EXTRACTED MATERIAL below:

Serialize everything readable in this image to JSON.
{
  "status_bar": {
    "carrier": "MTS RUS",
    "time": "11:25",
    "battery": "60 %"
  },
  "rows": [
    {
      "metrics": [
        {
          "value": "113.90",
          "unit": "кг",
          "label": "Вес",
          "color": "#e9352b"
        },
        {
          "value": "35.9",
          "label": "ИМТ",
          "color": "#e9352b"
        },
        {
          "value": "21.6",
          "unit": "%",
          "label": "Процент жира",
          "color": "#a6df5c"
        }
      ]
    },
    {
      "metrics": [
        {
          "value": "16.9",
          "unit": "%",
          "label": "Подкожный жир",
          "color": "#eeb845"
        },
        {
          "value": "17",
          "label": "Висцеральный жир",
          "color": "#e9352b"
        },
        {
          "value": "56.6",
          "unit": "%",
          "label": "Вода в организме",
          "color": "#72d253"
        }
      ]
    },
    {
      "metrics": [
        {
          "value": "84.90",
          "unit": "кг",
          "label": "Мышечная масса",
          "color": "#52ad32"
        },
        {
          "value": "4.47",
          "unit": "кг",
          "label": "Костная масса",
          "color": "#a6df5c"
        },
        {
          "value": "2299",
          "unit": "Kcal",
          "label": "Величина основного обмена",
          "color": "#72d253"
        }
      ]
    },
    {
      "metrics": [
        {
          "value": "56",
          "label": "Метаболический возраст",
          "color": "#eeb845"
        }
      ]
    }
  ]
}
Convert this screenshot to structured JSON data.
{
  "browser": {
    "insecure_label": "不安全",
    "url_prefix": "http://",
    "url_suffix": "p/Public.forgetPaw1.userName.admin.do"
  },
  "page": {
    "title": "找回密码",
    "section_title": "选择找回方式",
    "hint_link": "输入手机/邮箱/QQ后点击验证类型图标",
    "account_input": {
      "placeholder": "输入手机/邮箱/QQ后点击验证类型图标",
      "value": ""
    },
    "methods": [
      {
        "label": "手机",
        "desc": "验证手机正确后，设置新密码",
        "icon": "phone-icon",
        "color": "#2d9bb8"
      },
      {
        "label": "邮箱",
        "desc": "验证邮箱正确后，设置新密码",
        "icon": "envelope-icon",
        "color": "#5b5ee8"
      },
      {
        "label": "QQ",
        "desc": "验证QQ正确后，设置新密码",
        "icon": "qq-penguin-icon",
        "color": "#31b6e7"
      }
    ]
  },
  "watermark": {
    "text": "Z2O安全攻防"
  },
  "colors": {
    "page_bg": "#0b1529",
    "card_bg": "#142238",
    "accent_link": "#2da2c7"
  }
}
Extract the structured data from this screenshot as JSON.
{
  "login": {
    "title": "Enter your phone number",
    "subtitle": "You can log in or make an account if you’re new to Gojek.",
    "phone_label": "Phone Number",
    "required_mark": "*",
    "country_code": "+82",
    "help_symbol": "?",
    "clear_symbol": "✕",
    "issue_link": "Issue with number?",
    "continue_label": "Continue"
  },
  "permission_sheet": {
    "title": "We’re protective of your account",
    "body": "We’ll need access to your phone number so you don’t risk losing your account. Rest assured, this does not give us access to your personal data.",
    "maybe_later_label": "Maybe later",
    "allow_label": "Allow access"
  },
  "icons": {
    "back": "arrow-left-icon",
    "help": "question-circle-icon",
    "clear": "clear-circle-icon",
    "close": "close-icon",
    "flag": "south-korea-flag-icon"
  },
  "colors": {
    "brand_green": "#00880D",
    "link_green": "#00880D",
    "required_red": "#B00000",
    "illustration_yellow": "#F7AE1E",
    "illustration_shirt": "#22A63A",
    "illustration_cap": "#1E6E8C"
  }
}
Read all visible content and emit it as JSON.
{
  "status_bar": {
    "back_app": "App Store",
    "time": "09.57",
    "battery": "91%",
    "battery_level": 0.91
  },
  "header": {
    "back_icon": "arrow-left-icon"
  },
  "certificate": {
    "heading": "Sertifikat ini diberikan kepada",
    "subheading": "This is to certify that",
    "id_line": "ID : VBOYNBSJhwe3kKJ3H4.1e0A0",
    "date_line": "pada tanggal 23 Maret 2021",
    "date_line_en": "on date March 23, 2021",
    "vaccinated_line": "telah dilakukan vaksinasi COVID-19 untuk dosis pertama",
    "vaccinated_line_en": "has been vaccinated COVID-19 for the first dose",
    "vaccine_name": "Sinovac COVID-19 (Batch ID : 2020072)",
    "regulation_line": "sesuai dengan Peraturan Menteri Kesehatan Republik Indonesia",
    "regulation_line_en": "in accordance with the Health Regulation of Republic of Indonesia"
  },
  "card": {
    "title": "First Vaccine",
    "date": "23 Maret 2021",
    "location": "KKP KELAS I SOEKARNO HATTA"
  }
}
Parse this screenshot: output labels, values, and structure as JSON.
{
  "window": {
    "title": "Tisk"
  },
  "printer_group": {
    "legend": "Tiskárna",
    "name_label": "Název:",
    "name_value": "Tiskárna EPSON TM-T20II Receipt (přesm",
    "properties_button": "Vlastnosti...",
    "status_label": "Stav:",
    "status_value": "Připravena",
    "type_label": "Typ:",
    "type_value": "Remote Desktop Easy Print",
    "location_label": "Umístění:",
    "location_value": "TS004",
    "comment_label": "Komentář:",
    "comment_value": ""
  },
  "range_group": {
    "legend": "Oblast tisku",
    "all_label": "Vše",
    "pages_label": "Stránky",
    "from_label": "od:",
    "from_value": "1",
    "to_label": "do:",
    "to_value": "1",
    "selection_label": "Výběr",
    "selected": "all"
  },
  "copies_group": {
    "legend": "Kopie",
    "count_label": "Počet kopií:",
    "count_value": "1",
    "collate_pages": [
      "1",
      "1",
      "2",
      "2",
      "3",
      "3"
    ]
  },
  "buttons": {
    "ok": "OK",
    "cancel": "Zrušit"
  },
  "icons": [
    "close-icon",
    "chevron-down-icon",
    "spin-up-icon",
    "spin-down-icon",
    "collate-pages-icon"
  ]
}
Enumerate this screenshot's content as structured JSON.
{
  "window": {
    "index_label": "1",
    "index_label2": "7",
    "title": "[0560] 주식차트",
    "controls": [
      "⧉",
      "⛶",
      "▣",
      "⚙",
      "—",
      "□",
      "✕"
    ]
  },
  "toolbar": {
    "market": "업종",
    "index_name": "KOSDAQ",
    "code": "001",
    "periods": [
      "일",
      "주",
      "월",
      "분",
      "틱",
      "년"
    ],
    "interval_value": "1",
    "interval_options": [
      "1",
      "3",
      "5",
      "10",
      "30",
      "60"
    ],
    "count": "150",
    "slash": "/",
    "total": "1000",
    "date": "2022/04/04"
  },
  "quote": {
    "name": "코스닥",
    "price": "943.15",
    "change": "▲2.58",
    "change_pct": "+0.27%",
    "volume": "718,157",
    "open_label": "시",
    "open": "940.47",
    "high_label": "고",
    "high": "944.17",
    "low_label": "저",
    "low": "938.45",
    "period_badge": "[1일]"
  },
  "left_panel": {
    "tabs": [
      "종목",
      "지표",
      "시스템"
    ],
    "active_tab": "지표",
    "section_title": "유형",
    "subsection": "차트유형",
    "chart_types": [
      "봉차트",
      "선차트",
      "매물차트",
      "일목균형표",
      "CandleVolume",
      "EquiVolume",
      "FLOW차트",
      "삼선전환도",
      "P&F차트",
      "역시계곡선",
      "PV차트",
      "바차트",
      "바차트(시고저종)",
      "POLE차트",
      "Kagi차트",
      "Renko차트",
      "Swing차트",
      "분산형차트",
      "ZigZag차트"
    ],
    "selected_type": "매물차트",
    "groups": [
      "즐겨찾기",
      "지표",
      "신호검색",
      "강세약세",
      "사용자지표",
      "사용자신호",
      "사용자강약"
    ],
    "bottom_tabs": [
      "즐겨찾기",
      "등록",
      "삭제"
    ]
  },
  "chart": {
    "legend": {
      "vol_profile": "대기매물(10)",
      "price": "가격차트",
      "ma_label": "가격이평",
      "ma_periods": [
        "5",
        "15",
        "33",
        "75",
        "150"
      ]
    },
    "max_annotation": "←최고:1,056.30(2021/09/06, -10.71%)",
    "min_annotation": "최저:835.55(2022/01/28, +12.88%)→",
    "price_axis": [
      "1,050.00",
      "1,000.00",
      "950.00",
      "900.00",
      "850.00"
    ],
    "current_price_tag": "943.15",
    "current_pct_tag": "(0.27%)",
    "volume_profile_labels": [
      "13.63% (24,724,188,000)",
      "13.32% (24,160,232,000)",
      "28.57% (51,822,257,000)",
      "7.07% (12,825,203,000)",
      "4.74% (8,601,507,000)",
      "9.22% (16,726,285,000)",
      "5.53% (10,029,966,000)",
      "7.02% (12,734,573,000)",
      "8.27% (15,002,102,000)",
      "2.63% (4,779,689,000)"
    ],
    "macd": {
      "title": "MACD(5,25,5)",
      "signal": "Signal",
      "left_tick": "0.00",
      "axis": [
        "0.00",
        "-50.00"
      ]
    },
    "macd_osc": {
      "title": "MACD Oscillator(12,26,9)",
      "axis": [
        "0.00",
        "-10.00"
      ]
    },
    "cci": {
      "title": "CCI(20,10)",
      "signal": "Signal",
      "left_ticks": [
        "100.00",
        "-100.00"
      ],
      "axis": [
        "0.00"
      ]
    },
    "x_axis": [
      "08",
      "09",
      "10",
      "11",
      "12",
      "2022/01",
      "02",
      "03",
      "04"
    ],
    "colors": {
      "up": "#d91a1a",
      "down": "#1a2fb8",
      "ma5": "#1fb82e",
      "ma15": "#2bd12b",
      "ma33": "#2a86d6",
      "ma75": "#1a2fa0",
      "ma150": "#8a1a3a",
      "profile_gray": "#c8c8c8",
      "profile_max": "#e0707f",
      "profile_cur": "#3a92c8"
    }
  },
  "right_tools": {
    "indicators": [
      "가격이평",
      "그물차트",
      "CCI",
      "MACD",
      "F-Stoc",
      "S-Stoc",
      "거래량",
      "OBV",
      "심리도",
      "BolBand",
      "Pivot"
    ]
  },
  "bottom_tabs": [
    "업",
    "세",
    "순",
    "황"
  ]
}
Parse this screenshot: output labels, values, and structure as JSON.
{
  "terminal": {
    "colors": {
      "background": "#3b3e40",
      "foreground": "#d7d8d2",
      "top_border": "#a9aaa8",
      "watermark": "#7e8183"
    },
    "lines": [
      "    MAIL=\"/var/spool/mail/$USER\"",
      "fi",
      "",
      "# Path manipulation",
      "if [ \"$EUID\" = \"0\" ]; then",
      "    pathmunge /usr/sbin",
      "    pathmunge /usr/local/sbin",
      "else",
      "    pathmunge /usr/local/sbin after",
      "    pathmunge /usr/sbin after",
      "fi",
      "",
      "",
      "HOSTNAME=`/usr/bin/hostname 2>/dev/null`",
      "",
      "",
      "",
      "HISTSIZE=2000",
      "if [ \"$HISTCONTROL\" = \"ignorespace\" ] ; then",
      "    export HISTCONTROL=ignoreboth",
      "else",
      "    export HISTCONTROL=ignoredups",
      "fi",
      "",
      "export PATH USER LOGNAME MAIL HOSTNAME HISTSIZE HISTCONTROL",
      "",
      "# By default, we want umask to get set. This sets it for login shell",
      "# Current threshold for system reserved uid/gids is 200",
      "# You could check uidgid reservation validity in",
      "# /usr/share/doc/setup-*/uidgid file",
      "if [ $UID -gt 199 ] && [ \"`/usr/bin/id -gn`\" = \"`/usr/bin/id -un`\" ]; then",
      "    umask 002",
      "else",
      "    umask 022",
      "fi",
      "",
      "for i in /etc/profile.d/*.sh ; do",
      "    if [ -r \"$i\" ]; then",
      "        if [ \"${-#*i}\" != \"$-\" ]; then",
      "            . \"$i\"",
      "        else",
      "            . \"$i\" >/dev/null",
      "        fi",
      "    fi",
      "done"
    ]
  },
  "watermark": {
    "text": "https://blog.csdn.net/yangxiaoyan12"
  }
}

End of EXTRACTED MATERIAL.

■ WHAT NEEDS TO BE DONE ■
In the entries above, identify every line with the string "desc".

■ SOLVED PROBLEM ■
        "desc": "验证手机正确后，设置新密码",
        "desc": "验证邮箱正确后，设置新密码",
        "desc": "验证QQ正确后，设置新密码",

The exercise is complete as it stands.